First remember to stay alert to your surroundings, getting rid of the MP3 player helps as does scanning the area for danger spots or escape routes in case you are confronted. Run or walk tall and confidently and make eye contact with others. Bad guys are looking for a victim, don't appear to be frightened, anxious or distracted – making you an easy target. Again, carrying a cell phone or pepper spray are smart choices if you will be in an unpopulated or new area. Make steady eye contact with the people you pass, be polite, but keep moving. If a car or individual stops to ask for the time or direction, keep your distance, shrug your shoulders and keep moving. If something seems suspicious, follow your gut and change directions. If a car cruises past you more than once, make a note of the license plate number or call home to report it. If you are verbally harassed or jeered, ignore it. If you are confronted, run towards a populated area if possible. If you are attacked, try to stay calm and fix the attackers description in your mind. Begging, pleading or other displays of fear can only escalate the situation. If someone approaches you with a weapon and orders you to go with them, never go. Your strengths and abilities as a runner are your best assets, and the goal is to get away as fast as possible. There are websites such as selfdefense-4-women.com that can teach you specific self defense maneuvers, and every major city should offer classes. Just taking a few minutes to become familiar with these techniques could increase a woman's confidence in running alone.

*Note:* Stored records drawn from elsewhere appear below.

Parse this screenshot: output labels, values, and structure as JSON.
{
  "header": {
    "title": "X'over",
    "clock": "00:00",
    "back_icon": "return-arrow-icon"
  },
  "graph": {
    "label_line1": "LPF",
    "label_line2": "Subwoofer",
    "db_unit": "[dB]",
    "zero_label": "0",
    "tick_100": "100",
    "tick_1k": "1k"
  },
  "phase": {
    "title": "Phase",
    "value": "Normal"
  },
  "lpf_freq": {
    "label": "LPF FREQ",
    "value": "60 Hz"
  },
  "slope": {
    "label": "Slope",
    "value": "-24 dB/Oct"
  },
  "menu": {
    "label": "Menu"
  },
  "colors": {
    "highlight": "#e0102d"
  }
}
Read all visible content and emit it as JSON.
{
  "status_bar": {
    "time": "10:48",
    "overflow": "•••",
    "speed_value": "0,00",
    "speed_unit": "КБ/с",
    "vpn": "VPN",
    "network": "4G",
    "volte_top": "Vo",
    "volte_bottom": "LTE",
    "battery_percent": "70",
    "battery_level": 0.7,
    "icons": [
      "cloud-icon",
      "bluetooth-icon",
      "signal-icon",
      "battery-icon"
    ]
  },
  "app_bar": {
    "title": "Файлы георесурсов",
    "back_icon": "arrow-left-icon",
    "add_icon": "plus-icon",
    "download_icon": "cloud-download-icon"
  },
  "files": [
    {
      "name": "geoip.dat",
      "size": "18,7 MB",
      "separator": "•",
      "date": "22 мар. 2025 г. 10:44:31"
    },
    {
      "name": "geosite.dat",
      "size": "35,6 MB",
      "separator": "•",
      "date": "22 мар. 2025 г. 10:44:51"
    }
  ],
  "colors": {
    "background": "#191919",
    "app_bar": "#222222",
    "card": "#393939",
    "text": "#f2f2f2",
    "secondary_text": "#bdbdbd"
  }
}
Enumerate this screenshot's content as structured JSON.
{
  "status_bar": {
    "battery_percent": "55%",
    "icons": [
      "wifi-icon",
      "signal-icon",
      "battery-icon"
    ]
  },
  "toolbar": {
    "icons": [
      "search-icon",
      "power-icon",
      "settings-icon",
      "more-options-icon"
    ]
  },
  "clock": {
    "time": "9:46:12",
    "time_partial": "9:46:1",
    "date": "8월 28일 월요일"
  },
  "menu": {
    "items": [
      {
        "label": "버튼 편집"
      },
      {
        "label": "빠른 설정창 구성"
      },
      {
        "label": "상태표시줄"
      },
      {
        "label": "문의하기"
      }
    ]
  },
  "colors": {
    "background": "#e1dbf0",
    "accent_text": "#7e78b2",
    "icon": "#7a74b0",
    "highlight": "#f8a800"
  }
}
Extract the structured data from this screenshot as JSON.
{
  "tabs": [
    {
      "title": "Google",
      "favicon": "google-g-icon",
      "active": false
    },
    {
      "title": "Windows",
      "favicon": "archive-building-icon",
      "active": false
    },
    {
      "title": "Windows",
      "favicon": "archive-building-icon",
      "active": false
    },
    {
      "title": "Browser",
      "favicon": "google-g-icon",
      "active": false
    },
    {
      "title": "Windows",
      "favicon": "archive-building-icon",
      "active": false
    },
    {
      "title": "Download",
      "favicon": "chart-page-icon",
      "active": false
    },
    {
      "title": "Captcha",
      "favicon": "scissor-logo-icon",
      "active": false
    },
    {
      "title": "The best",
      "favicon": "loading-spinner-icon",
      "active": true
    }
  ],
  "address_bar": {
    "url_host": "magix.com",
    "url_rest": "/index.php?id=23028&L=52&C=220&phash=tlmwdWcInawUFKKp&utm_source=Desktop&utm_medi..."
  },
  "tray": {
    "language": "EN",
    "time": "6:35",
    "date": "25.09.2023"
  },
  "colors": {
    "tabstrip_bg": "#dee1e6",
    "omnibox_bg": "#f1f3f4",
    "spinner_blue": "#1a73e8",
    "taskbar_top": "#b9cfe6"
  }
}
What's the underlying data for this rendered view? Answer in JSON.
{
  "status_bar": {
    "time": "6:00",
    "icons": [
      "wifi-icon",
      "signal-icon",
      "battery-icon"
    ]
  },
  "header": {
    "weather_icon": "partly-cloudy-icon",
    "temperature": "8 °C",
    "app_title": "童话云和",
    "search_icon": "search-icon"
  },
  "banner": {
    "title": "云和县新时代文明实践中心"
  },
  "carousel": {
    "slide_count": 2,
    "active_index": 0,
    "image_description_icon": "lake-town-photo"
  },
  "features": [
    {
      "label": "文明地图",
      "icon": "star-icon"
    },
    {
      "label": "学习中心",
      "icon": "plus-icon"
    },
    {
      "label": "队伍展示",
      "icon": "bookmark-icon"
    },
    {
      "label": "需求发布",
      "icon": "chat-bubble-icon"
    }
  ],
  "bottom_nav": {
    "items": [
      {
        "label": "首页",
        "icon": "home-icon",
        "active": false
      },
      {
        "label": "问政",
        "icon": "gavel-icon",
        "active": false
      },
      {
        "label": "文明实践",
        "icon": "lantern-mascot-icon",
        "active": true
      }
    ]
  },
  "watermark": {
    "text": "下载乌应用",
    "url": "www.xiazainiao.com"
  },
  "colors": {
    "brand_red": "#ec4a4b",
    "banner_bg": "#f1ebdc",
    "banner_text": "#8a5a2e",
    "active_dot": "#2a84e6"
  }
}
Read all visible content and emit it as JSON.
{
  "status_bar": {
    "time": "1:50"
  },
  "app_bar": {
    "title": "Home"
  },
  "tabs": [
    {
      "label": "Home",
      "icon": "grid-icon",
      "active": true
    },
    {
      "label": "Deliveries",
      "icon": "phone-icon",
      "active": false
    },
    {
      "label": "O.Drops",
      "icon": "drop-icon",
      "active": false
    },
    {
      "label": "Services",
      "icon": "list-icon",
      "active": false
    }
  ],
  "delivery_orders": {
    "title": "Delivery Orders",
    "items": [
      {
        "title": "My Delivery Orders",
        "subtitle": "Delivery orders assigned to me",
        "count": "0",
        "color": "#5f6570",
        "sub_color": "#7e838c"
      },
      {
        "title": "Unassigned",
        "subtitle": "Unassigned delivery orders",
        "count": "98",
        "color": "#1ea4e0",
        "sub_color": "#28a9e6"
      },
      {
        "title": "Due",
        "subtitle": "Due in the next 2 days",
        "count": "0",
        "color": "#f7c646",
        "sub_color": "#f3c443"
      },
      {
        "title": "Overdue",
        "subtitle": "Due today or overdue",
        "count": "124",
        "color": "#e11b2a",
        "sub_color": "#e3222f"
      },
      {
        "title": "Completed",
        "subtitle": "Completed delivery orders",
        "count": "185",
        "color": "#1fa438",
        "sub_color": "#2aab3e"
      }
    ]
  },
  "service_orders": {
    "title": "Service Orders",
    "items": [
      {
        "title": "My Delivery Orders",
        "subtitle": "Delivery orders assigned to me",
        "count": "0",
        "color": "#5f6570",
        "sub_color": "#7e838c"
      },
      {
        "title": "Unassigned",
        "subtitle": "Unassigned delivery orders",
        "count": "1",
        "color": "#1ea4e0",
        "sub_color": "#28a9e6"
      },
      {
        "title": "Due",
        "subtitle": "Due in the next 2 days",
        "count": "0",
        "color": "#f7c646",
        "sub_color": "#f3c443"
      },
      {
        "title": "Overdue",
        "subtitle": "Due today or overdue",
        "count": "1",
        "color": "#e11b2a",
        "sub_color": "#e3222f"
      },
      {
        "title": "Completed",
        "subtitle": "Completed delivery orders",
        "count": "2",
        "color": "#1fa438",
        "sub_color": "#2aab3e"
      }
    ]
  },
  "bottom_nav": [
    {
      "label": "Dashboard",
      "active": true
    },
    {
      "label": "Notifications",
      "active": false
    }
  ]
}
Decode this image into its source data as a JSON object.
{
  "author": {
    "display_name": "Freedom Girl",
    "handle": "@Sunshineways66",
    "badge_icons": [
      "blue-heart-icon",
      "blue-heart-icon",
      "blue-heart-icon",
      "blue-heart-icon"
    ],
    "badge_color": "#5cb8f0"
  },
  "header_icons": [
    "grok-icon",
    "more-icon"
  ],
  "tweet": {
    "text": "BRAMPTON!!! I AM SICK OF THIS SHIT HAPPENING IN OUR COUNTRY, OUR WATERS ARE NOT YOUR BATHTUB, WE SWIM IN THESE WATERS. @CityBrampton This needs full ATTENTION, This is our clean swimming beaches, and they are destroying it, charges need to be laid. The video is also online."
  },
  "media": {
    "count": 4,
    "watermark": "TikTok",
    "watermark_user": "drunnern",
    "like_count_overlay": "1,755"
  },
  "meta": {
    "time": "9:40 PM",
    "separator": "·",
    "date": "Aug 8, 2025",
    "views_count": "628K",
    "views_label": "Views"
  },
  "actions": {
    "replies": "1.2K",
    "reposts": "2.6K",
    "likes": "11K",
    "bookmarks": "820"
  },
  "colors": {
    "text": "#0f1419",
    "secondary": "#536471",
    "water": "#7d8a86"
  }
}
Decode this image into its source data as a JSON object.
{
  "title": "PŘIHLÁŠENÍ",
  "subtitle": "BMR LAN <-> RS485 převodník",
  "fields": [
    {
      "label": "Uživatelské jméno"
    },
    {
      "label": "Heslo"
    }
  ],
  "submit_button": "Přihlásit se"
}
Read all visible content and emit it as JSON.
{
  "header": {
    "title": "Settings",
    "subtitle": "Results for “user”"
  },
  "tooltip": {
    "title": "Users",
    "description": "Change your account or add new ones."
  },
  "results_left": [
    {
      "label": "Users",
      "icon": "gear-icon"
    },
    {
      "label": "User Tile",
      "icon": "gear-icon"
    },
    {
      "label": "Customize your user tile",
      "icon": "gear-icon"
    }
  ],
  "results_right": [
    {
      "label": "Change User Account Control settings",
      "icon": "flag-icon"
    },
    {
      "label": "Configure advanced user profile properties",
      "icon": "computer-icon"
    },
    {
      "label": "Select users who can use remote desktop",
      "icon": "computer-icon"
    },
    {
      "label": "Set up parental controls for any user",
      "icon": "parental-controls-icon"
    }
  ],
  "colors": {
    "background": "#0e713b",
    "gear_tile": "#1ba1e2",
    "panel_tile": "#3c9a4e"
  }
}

Being adequately prepared should allow us to enjoy each run without worry. These extreme scenarios are unlikely, and happily most of us will never experience these types of emergency situations. As I've often said – the much greater danger lies in letting fear keep us at home on the couch, instead of deep in the woods where we long to be. We shouldn't waste life being frightened, but being armed with information will allow us to get out there and pound pavement or dirt happily and safely for many years to come.